- **Input data**:
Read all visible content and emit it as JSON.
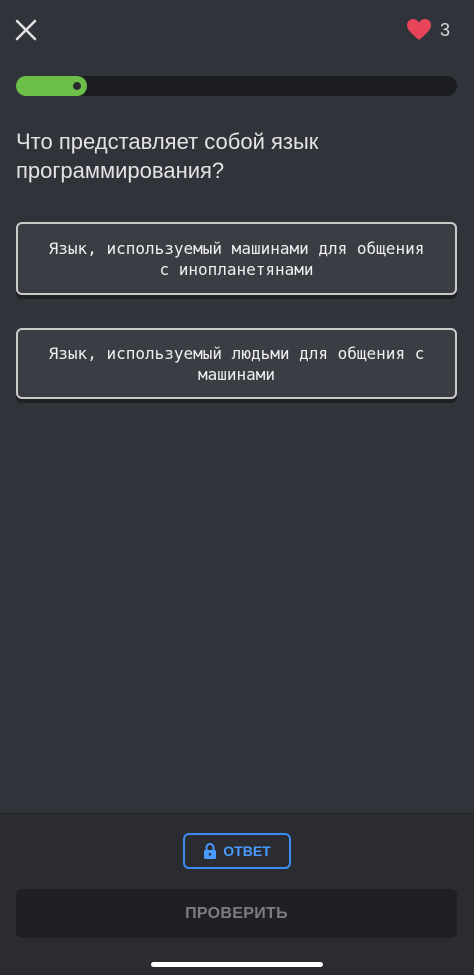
{
  "header": {
    "close_icon": "close-icon",
    "lives_count": "3",
    "heart_icon": "heart-icon",
    "heart_color": "#e8445a"
  },
  "progress": {
    "fraction": 0.16,
    "color": "#6cc04a"
  },
  "question": {
    "text": "Что представляет собой язык программирования?"
  },
  "options": [
    {
      "text": "Язык, используемый машинами для общения с инопланетянами"
    },
    {
      "text": "Язык, используемый людьми для общения с машинами"
    }
  ],
  "bottom": {
    "answer_label": "ОТВЕТ",
    "answer_color": "#4a9bff",
    "lock_icon": "lock-icon",
    "check_label": "ПРОВЕРИТЬ"
  }
}
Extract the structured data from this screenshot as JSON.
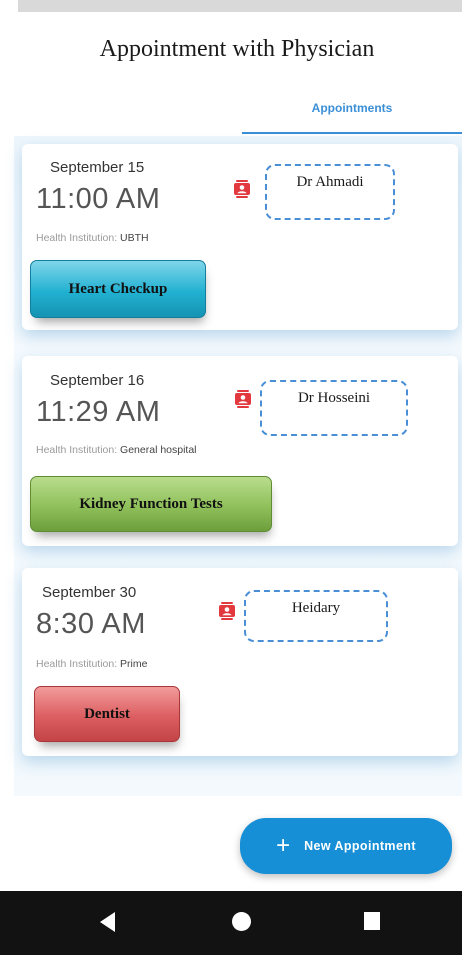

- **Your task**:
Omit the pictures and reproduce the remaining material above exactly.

- **Reply**:
Read all visible content and emit it as JSON.
{
  "header": {
    "close_icon": "close-icon",
    "lives_count": "3",
    "heart_icon": "heart-icon",
    "heart_color": "#e8445a"
  },
  "progress": {
    "fraction": 0.16,
    "color": "#6cc04a"
  },
  "question": {
    "text": "Что представляет собой язык программирования?"
  },
  "options": [
    {
      "text": "Язык, используемый машинами для общения с инопланетянами"
    },
    {
      "text": "Язык, используемый людьми для общения с машинами"
    }
  ],
  "bottom": {
    "answer_label": "ОТВЕТ",
    "answer_color": "#4a9bff",
    "lock_icon": "lock-icon",
    "check_label": "ПРОВЕРИТЬ"
  }
}
Extract the structured data from this screenshot as JSON.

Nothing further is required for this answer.